There are a few ways to play here, first of all there’s arcade, which is basically the arcade port of the game, where you pick a player, weather or not to play singles or doubles, and jump on into a 6-game match with default rules that you can’t adjust. In exhibition mode, there’s a lot more to customize, besides the mentioned above you get to adjust in arcade mode, you also get to adjust the game count, have deuce rule on or off, computer strength, and pick the arena you want to play in. Finally there’s World Circuit mode, where you tour around the world, ranked last, and win ‘Experience money’ by completing games and training exercises. You use the money to buy power drinks, new tennis racket strings, and like in a weird Marvel vs. Capcom 2 kind of way, buy secret characters, partners for doubles, arenas to play in, and different outfits to play in. These bought off outfits, characters, and arenas can also be used in exhibition and arcade modes. You have to beat all your opponents in ‘level 1' difficulty first, where all your opponents and exercises are rather easy, then move up to ‘level 2' where things get to be really hard. I don’t want to give too much away in this mode, so you can figure the rest up to yourself by playing the game.

Oh yeah, I forgot to describe the training exercises, if you ever played Crazy Taxi(which was developed by the same team who made this game), there was the ‘Crazy Box’ which featured some mini games like bowling, and time attacks, etc. That’s what these exercises are like too, there’s actually a five frame bowling set where you got to score 50 in level 1, 80 in level 2, etc. Plus there’s also other wacky exercises like a bulls-eye challenge, and hitting huge beach balls out of the tennis court. There’s 8 exercises in total, all have several levels of difficulty also. For some complaints about this game, I really wish there was an option to play more than just one set of tennis, considering how fast each game goes, also there isn’t any real player license here, so all the real pros like Pete Sampras, and Andre Aggasiz aren’t here. But these are just two little flaws, that are easily forgivable, and will most likely be in next years version of the game(which is already confirmed to be in development by both the developers and Sega).

Replay Value

This game is really a blast to play in multi player, weather it be just 2 players in singles, or 2 to 4 players or doubles, you’re gonna be playing this game forever either way. I had my friend try this game, and I know he’s really not a big fan of tennis, but once he started connecting with shots and all, he really got into the game and couldn’t stop playing it. Also the World Circuit Mode is a blast to keep on playing at to unlock players, outfits, and arenas, and all those training exercises make the game even more fun to play. Also the game supports a lot of the Dreamcast peripherals like the Jump Pack, The Arcade Stick, and the VGA Cord so your computer monitor can act as a television. So there’s a lot of depth for playing this game for a while.

In Brief

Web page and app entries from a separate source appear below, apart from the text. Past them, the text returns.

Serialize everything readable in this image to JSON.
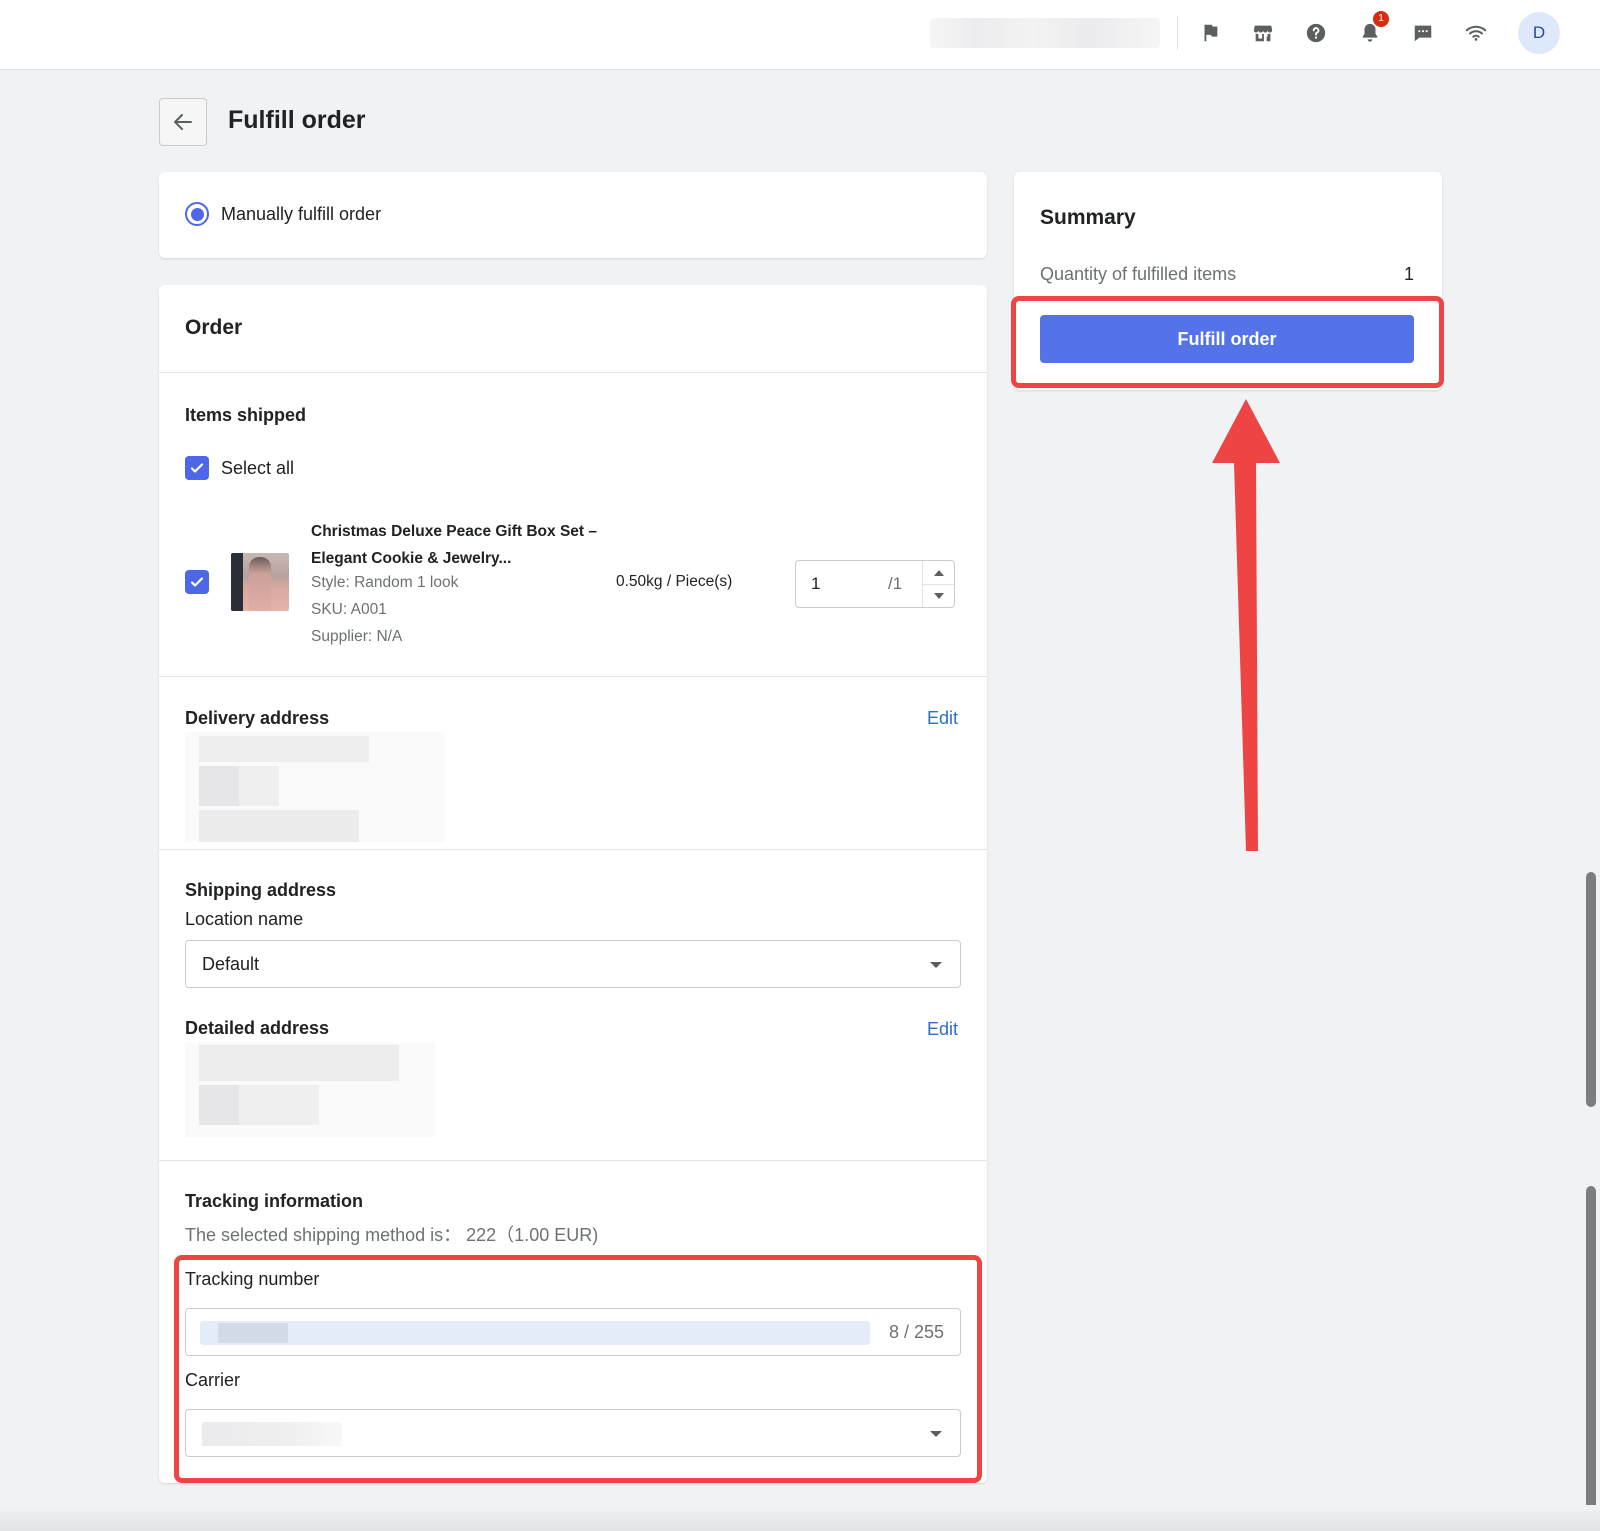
{
  "topbar": {
    "icons": [
      "flag-icon",
      "store-icon",
      "help-icon",
      "bell-icon",
      "chat-icon",
      "wifi-icon"
    ],
    "notification_count": "1",
    "avatar_initial": "D"
  },
  "page": {
    "title": "Fulfill order"
  },
  "fulfill_method": {
    "label": "Manually fulfill order",
    "selected": true
  },
  "order": {
    "title": "Order",
    "items_shipped": {
      "heading": "Items shipped",
      "select_all_label": "Select all",
      "items": [
        {
          "name": "Christmas Deluxe Peace Gift Box Set – Elegant Cookie & Jewelry...",
          "style": "Style: Random 1 look",
          "sku": "SKU: A001",
          "supplier": "Supplier: N/A",
          "weight": "0.50kg / Piece(s)",
          "quantity": "1",
          "max_quantity": "/1",
          "checked": true
        }
      ]
    },
    "delivery_address": {
      "heading": "Delivery address",
      "edit_label": "Edit"
    },
    "shipping_address": {
      "heading": "Shipping address",
      "location_label": "Location name",
      "location_value": "Default",
      "detailed_heading": "Detailed address",
      "edit_label": "Edit"
    },
    "tracking": {
      "heading": "Tracking information",
      "shipping_method": "The selected shipping method is： 222（1.00 EUR)",
      "number_label": "Tracking number",
      "char_count": "8 / 255",
      "carrier_label": "Carrier"
    }
  },
  "summary": {
    "title": "Summary",
    "qty_label": "Quantity of fulfilled items",
    "qty_value": "1",
    "button_label": "Fulfill order"
  },
  "colors": {
    "accent": "#5473e8",
    "highlight": "#ef4444",
    "link": "#2c6ecb"
  }
}
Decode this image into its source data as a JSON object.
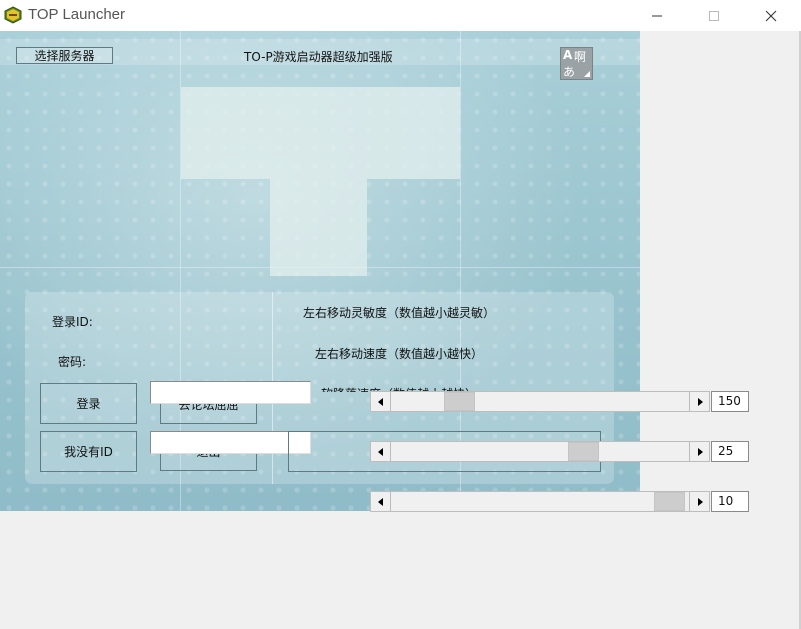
{
  "window": {
    "title": "TOP Launcher",
    "minimize_icon": "minimize-icon",
    "maximize_icon": "maximize-icon",
    "close_icon": "close-icon",
    "app_icon": "top-launcher-icon"
  },
  "header": {
    "server_button": "选择服务器",
    "app_title": "TO-P游戏启动器超级加强版",
    "ime": {
      "a": "A",
      "w": "啊",
      "h": "あ"
    }
  },
  "login": {
    "id_label": "登录ID:",
    "password_label": "密码:",
    "id_value": "",
    "password_value": "",
    "login_button": "登录",
    "no_id_button": "我没有ID",
    "forum_button": "去论坛屈屈",
    "exit_button": "退出"
  },
  "settings": {
    "move_sensitivity_label": "左右移动灵敏度（数值越小越灵敏）",
    "move_speed_label": "左右移动速度（数值越小越快）",
    "soft_drop_label": "软降落速度（数值越小越快）",
    "slider_move_sensitivity": {
      "value": 150,
      "position_fraction": 0.2
    },
    "slider_move_speed": {
      "value": 25,
      "position_fraction": 0.663
    },
    "slider_soft_drop": {
      "value": 10,
      "position_fraction": 0.98
    }
  },
  "colors": {
    "background_teal": "#9cc6d0",
    "window_bg": "#f0f0f0"
  }
}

+: World Circuit mode’s a very innovative feature, Flawless Arcade translation, Great multi player game!

-: Sometimes hard to judge where balls will land when they go off screen, can’t play more than 1 full set, no official players license

The Final Ratings Rundown

Graphics: 9.6
Sound: 8.7
Game play: 9.2
Replay Value: 9.1

Overall: 9.1

Rounded to fit GameFAQs Score: 9

Final Analysis

I first tried this game on the Official Dreamcast mag demo, and in minutes I was hooked, I thought since it was just a tennis game there will be many copies of this game out everywhere, but I was wrong, every place I checked(Software Etc., Target, Wal-Mart, KB Toys) they were all sold out, so for the first time I had to order a game I really wanted off the ‘net. Also for just $39.99, about $10 cheaper than the average new Dreamcast title, this games a steal. So weather or not you’re a big tennis fan, you should get this game because of it’s easy-to-learn, but tough-to-master, game play, and the serious fun you’ll have playing it. It’s a definitely another great Sega Sports title, and I can’t wait for the sequel!